Moscow, Soviet Union • November 28, 1942
On this date in 1942 twelve Free French fighter pilots and their ground crews, flying from newly liberated Syria in the Eastern Mediterranean, landed at their Ivanovo training center, 125 miles northeast of the Soviet capital, Moscow. Earlier in the year, in March, Gen. Charles de Gaulle, leader of the Free French government-in-exile, had ordered into being a new group of French fighter pilots and ground crew (Groupe de Chasse 3) and offered their services to Soviet leader Joseph Stalin to fight alongside the Soviet air forces. The administration of U.S. President Franklin D. Roosevelt had turned down a similar offer of services de Gaulle made after the Japanese attack on Pearl Harbor. The British, by contrast, were more than willing to accept de Gaulle’s offer. At least seven Royal Air Force squadrons were entirely manned by Free French pilots, aircrew, and mechanics, and individual French aviators served in many other British or Commonwealth units.

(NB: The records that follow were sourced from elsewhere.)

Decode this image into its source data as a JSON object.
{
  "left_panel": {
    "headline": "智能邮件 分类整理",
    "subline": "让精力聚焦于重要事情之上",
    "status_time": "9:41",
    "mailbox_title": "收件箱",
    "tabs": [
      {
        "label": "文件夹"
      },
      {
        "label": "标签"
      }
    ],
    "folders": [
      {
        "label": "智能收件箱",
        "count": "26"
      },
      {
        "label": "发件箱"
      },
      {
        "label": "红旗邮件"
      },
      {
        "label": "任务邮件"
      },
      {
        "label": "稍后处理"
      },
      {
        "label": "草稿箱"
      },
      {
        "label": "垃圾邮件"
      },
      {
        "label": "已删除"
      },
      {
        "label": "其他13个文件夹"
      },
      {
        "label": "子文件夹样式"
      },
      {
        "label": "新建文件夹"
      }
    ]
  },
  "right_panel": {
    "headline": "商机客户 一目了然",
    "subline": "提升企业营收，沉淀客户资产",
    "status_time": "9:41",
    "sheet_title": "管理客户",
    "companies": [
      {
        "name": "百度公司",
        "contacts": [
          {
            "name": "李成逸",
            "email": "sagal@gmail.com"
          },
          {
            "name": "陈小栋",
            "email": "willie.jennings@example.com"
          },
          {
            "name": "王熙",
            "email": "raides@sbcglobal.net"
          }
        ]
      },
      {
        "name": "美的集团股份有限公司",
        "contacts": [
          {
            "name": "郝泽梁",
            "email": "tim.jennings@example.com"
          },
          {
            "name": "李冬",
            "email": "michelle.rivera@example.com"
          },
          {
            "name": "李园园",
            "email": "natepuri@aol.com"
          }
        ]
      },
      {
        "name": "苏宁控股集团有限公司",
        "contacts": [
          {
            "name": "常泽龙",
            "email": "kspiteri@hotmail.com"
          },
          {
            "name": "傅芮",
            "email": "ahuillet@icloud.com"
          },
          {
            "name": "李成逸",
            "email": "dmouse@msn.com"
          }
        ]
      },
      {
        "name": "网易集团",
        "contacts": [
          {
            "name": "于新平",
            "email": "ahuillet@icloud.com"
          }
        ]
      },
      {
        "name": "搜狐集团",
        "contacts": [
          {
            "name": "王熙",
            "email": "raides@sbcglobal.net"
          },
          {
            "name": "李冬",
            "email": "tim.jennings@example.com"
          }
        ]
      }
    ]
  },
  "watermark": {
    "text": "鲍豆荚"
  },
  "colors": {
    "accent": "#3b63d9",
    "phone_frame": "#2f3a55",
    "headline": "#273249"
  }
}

Flying Soviet-built Yak fighters that sported the Soviet 1st Air Army star roundel and the French Normandy emblem, the Normandie-Niémen Squadron (later reorganized into a regiment of three squadrons) saw its first combat mission in March 1943 when it flew escort for Soviet ground-attack bombers. On April 5, 1943, Normandie pilots had their first two kills. The next month, Field Marshal Wilhelm Keitel, chief of the Oberkommando der Wehrmacht (Supreme High Command of the German Armed Forces), signed an order that Normandie fighter pilots were to be shot if captured.
The French airmen scored impressive victories with the 1st Air Army in the epic Battle of Kursk (July 1943), when 2,000 Soviet planes engaged 1,800 German aircraft, and in the 1944 Soviet offensive in East Prussia. In one two-day period in mid-October 1944, the volunteer regiment, now grown to 50‑plus operational pilots, downed 38 German aircraft to one of their own. (The French pilot was rescued.) In two years of service, 42 of their number were killed but over 30 became aces. Four were awarded the title of Hero of the Soviet Union. (Only 44 foreign citizens were awarded that title.) The Normandie-Niémen’s combat record of kills was the second highest in the Soviet air forces. Collectively they downed a confirmed 273 enemy aircraft with many more probables. During 5,240 missions they also destroyed 27 trains, 22 locomotives, and 154 trucks and staff cars as well as an unknown number of tanks and armored vehicles.
The Normandie-Niémen Regiment’s last campaign for the Soviets was clearing the skies of the remnants of the Luftwaffe during the battle for the German Baltic city of Koenigsberg in April 1945. As a reward for their services, symbolic and insignificant in the grand scheme of the air war, Stalin presented 40 Yak‑3s to the French pilots to use in returning home. The Yaks formed the nucleus of France’s postwar air force.
Free French Normandie-Niémen Airmen on Eastern Front, 1942–1945
Above: A Normandie-Niémen Yak. The cross of Lorraine has been painted on its tail. The accomplishments of the Normandie-Niémen Regiment, the only foreign division within the Red Army, are a source of great pride in France, and visitors can tour a museum at Le Bourget Airport in Paris that celebrates the airmen’s feats. The unit received numerous orders, citations, and decorations from both the Free French and Soviet governments, including the French Légion d’honneur, the Croix de guerre 1939–1945, and the Soviet Order of the Red Banner for conspicuous heroism, dedication, and courage demonstrated in battle. Joseph Stalin awarded the unit the name “Niemen” for its participation in the Battle of the Niemen (Neman) River, part of Operation Bagration, the great Soviet summer offensive against the German Wehrmacht (armed forces) in June and July 1944.
Above: Normandie-Niémen pilots pose beside their Soviet fighter. De Gaulle, leader of the Free French Forces, believed it was important for French servicemen to serve on all fronts in the war. The Normandie-Niémen Regiment was one of only two air combat units from an Allied West European country to participate on the Eastern Front during World War II, the other being the British No. 151 Wing RAF. The British pilots were stationed near the Soviets’ northern port of Murmansk during September–October 1941, providing air cover for Arctic merchant convoys and later pilot conversion training for Red Army Air Force pilots training on the Hawker Hurricane, the first Allied Lend-Lease aircraft to be delivered to the Soviet Union.
Above: Monument to Normandie-Niémen Pilots. Russian President Vladimir Putin and French President Nicolas Sarkozy unveiled the monument to the legendary Free French airmen in Moscow’s Lefortovo Park in 2007. The monument is covered in large, colorful wreaths ahead of V-E Day, May 9 in Russia, the country’s second most popular public holiday after New Year’s Day.
French Film Tells the Story of the Normandie-Niémen Free French Airmen Who Fought on the Eastern Front from 1943 to 1945